Until computers come to the people we will have no real idea of their most natural functions. Up to the present their cost and size has kept them in the province of rich and powerful institutions, who, understandably, have developed them primarily as bookkeeping, sorting and control devices. The computers have been a priceless aid in keeping the lid on top-down organization. They are splendidly impressive as oracles of (programmable) Truth, the lofty voice of unchangeable authority.
In fact, computers don’t know shit. Their special talent in the direction of intelligence is the ability to make elaborate models and fiddle with them, to I answer in detail questions that begin “What if ..?” In this they parallel (and can help) the acquiring of intelligence by children. But the basic fact of computer use is “Garbage In, Garbage Out” - if you feed the computer nonsense, it will dutifully convert your mistake into insanity-cubed and feed it back to you. Children are different - “Garbage In, Food Out” is common with them. Again, the benefits of variant parallel systems. Computer function is mostly one-track-mind, in which inconsistency is intolerable. The human mind functions on multiple tracks (not all of them accessible); it can tolerate and even thrive on inconsistency.
I suggest that the parallel holds for the overall picture of computer use. Where a few brilliantly stupid computers can wreak havoc, a host of modest computers (and some brilliant ones) serving innumerable individual purposes can be healthful, can repair havoc, feed life. (Likewise, 20 crummy speakers at once will give better sound fidelity than one excellent speaker - try it.)
Spacewar serves Earthpeace. So does any funky playing with computers or any computer-pursuit of your own peculiar goals, and especially any use of computers to offset other computers. It won’t be so hard. The price of hardware is coming down fast, and with the new CMOS chips (Complimentary Metal Oxide Semiconductor integrated circuits) the energy-drain of major computing drops to Flashlight-battery level.
Part of the grotesqueness of American life in these latter days is a subservience to Plan that amounts to panic. What we don’t intend shouldn’t happen. What happens anyway is either blamed on our enemies or baldly ignored. In our arrogance we close our ears to voices not our rational own, we routinely reject the princely gifts of spontaneous generation.

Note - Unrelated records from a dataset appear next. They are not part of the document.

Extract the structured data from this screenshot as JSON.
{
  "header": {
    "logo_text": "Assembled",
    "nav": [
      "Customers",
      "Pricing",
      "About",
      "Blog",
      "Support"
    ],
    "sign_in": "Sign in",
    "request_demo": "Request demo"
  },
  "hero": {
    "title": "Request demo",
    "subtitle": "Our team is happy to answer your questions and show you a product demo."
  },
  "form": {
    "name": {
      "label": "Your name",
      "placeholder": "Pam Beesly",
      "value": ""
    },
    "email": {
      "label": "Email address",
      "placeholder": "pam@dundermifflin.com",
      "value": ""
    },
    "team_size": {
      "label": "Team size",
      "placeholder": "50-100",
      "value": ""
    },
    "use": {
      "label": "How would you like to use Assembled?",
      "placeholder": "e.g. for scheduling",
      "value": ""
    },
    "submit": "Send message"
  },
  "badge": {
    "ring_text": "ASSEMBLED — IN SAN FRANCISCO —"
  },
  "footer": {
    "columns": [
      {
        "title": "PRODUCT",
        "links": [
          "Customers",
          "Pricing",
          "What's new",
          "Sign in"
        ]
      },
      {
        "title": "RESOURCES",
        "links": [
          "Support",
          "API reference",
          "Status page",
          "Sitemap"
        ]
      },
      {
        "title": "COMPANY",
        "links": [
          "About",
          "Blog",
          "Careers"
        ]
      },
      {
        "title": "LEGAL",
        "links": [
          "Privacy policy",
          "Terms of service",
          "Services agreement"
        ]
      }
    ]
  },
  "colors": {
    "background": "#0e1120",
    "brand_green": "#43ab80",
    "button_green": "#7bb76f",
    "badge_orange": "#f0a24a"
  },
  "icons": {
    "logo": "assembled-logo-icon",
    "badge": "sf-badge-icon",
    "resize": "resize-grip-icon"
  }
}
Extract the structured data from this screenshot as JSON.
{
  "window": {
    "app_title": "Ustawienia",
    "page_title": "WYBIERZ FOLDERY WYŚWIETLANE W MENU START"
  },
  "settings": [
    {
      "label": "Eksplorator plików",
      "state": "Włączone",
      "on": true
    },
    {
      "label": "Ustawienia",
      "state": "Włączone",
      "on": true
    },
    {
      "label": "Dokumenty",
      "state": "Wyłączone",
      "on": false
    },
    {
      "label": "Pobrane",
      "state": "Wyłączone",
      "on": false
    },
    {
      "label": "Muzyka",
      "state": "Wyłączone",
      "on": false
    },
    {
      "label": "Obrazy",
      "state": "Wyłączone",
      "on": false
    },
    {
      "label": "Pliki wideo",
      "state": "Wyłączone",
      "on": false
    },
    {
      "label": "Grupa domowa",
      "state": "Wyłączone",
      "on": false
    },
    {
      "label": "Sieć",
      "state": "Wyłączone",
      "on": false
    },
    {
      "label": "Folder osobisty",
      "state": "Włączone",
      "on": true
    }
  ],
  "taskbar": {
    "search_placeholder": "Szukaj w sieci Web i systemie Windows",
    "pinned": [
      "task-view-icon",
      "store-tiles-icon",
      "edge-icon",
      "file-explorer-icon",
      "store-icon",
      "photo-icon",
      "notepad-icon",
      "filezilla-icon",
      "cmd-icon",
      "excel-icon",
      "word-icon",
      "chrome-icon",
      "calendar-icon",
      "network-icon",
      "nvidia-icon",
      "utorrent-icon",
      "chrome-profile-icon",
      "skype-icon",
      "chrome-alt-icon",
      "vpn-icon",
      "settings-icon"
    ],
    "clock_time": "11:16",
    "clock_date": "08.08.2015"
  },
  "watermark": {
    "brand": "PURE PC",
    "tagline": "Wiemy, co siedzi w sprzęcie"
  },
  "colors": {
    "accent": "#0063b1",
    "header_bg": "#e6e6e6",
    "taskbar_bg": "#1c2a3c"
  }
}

Spacewar as a parable is almost too pat. It was the illegitimate child of the marrying of computers and graphic displays. It was part of no one’s grand scheme. It served no grand theory. It was the enthusiasm of irresponsible youngsters. It was disreputably competitive (“You killed me, Tovar!”). It was an administrative headache. It was merely delightful."
— Stewart Brand, Spacewar 1972